Firms including Blackstone Group’s European credit investment unit are using a foreign safe harbor exemption that allows managers in Europe to sell up to 10% of their fund to US investors without having to comply with US risk-retention rules.
The rules are part of the Dodd-Frank Act, a sweeping package of regulations enacted in response to the financial crisis, that require firms to hold onto some of their funds to better align manager and investor interests.
This exemption is the latest query facing the market as CLO managers and investors continue to work through the implications of the rule, which took effect in December.
The foreign safe harbor exemption, which is fewer than 1,500 words of the massive 684-page final US retention rule and adopting release, is a boon for European managers and could boost CLO issuance by allowing funds to expand their buyer base. A similar provision for US managers is not included in the EU rule.
Regulators said that the provision in the final US rule was designed to exclude transactions from retention requirements where “the effects on US interests are sufficiently remote so as not to significantly impact underwriting standards and risk management practices in the United States or the interests of US investors.”
Blackstone/GSO European CLO Management is marketing a EUR412m (US$482.9m) CLO with Deutsche Bank in Europe that is seeking to take advantage of the exemption, according to a source.
Prospective investors were told in a marketing e-mail that the Willow Park fund will rely on the foreign safe harbor exemption for US risk retention, the source said.
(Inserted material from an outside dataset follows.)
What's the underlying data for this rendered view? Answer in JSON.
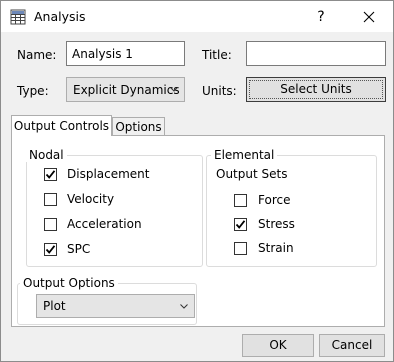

The sentence, “Max 10% can be purchased by US investors,” was bolded and underlined, he added.
A Blackstone spokesperson declined to comment. A Deutsche Bank spokesperson was not immediately available to comment.
The provision is convenient for European mangers, particularly those opting to buy retention in equity, the most junior slice of the fund, James Warbey, head of the alternative investments group in London at law firm Milbank, Tweed, Hadley & McCloy, said.
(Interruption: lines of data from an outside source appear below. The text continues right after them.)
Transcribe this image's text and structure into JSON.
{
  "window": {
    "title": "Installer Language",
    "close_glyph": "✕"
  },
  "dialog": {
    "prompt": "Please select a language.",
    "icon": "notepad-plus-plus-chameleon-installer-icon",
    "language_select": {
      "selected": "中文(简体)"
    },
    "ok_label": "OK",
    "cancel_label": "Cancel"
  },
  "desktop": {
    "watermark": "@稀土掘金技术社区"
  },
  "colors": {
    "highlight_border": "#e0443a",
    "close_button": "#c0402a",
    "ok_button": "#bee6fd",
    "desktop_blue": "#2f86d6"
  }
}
US rules require managers that buy this ‘horizontal’ retention slice to give investors a fair value estimate of the entire CLO capital structure and the fair value of the retained interest. Managers that do not have to comply with the US rule do not have to issue the disclosure statement, saving the time and cost of outside auditors.
It can also allow a European manager to bypass the scrutiny of the US Securities and Exchange Commission (SEC), which has oversight for registered investment advisors.
An SEC spokesperson declined to comment.
While the exemption could be beneficial for the European CLO market, managers have to monitor carefully to make sure that their funds adhere to the 10% limit to remain outside risk retention-rules. Managers need to comply with US regulations if more than 10% of investors are from the US.
“In Europe, are being very meticulous and are scrutinizing that part of the US risk-retention rule very carefully,” said Sean Solis, a partner in New York at law firm Dechert.
Some managers are unsure about the definition of a ‘US person’ under the US rules, and are considering limiting the sale of notes to US persons to balance the commercial and economic impact, he said.
Arrangers working on deals will keep track of prospective investors and their location, Warbey said.
“If you have 5% of US investors [in the deal] and it’s creeping towards 10%, you start to think more carefully and may refuse investors if you do not want to make the deal compliant with US risk-retention rules,” he said. (Reporting by Kristen Haunss; Editing by Michelle Sierra, Tessa Walsh)